Here is a fairly typical set list for these shows (all songs written by Pete Townshend unless otherwise specified):

  1. "I Can't Explain"
  2. "Substitute"
  3. "Anyway, Anyhow, Anywhere"
  4. "Who Are You"
  5. "Another Tricky Day"
  6. "The Relay" (not played on 28 August or 23 September)
  7. "Bargain"
  8. "Baba O'Riley"
  9. "Eminence Front"
  10. "Sea and Sand"
  11. "5.15"
  12. "Love, Reign o'er Me" (performed twice on 24 August)
  13. "Behind Blue Eyes"
  14. "You Better You Bet"
  15. "The Kids Are Alright"
  16. "My Generation" (including "Old Red Wine")
  17. "Won't Get Fooled Again"


  1. "Pinball Wizard"
  2. "Amazing Journey"
  3. "Sparks"
  4. "See Me, Feel Me"

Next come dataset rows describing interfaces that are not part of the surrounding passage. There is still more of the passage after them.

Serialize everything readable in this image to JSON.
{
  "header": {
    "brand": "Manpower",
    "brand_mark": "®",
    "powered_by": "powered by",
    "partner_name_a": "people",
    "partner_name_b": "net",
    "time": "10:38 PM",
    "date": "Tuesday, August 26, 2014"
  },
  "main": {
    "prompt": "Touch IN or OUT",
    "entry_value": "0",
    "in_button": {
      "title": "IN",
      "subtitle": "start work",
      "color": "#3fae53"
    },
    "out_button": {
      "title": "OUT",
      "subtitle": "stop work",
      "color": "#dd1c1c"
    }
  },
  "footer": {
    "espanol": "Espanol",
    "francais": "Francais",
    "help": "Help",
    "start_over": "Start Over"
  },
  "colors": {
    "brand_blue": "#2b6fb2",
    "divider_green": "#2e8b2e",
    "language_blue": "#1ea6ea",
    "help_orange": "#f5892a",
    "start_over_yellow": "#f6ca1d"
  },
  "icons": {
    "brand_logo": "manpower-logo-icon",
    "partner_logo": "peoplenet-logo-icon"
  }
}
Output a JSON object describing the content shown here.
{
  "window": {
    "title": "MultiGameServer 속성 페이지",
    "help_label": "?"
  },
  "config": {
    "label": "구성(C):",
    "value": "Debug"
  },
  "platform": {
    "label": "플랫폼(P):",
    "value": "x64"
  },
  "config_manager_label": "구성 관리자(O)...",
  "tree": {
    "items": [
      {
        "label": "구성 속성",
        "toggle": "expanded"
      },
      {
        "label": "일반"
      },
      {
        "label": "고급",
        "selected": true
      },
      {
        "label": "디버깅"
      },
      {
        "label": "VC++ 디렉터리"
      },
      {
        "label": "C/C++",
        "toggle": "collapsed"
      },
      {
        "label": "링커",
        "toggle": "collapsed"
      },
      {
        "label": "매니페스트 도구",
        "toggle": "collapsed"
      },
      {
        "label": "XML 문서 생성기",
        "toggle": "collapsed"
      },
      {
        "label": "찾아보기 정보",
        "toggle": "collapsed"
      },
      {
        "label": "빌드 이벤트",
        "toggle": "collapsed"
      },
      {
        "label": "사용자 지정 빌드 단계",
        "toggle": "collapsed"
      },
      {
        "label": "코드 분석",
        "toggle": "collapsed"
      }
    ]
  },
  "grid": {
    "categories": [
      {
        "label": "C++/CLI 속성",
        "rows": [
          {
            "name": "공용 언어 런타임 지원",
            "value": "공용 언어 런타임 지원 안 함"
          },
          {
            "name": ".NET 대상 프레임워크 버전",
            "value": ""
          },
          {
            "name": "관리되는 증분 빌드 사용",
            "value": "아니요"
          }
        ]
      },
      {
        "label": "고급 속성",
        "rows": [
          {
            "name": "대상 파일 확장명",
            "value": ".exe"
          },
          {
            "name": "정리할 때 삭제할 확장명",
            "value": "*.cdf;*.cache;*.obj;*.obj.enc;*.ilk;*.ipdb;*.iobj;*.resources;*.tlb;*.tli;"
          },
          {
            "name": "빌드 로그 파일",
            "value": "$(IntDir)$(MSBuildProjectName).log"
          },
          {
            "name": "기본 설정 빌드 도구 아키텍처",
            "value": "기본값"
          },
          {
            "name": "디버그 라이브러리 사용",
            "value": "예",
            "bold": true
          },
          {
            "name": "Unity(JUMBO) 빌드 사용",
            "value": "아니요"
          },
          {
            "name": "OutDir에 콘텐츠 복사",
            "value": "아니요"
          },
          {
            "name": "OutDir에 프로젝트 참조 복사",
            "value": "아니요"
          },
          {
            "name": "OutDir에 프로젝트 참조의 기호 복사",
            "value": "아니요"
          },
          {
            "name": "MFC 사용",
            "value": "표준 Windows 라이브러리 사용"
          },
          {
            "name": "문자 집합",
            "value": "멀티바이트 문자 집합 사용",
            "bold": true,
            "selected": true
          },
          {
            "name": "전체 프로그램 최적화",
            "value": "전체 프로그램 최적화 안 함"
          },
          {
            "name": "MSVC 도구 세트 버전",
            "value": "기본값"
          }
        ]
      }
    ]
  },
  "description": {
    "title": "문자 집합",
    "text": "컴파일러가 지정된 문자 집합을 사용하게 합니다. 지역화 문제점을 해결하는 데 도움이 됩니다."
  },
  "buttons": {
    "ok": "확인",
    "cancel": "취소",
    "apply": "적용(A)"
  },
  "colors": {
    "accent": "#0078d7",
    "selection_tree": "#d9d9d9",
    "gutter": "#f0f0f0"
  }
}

There were some set list substitutions, variations, and order switches during the tour. Some other songs were played which are not in the above lists:

  • "I Can See for Miles"
    • Performed on 26 July.
  • "I'm One"
    • Performed on 1, 3, 4, 30 and 31 August; and 14, 15 and 17 September.
  • "I Don't Even Know Myself"
    • Performed on 23 September.

Tour dates[edit]

Date City Country Venue
27 January 2002 Portsmouth England Portsmouth Guildhall
28 January 2002
31 January 2002 Watford Watford Colosseum
7 February 2002 London Royal Albert Hall
8 February 2002
North America – first leg
1 July 2002 Hollywood, California United States Hollywood Bowl
3 July 2002 Mountain View, California Shoreline Amphitheatre
4 July 2002 Wheatland, California Autowest Amphitheater
6 July 2002 George, Washington The Gorge
North America – second leg
26 July 2002 Mansfield, Massachusetts United States Tweeter Center
27 July 2002 Camden, New Jersey Tweeter Center
29 July 2002 Hershey, Pennsylvania Hersheypark Stadium
31 July 2002 New York City Madison Square Garden
1 August 2002
3 August 2002
4 August 2002
North America – third leg
23 August 2002 Auburn Hills, Michigan United States The Palace of Auburn Hills
24 August 2002 Tinley Park, Illinois Tweeter Center Chicago
25 August 2002 Noblesville, Indiana Verizon Wireless Music Center
27 August 2002 Grand Rapids, Michigan Van Andel Arena
28 August 2002 Columbus, Ohio Polaris Amphitheater
30 August 2002 Holmdel, New Jersey PNC Bank Arts Center
31 August 2002 Wantagh, New York Jones Beach Amphitheater
North America – Fourth Leg
14 September 2002 Paradise, Nevada United States The Joint
15 September 2002 Irvine, California Verizon Wireless Amphitheatre
17 September 2002 Los Angeles Greek Theatre
19 September 2002 Greenwood Village, Colorado Fiddler's Green Amphitheatre
21 September 2002 Dallas, Texas American Airlines Center
23 September 2002 Chicago House of Blues
24 September 2002 Saint Paul, Minnesota Xcel Energy Center
27 September 2002 Mansfield, Massachusetts Tweeter Center
28 September 2002 Toronto Canada Air Canada Centre

See also[edit]

External links[edit]

  1. ^ Originally on the now defunct, quoted in "Who's next?"; Classic Rock #48, Christmas 2002, p7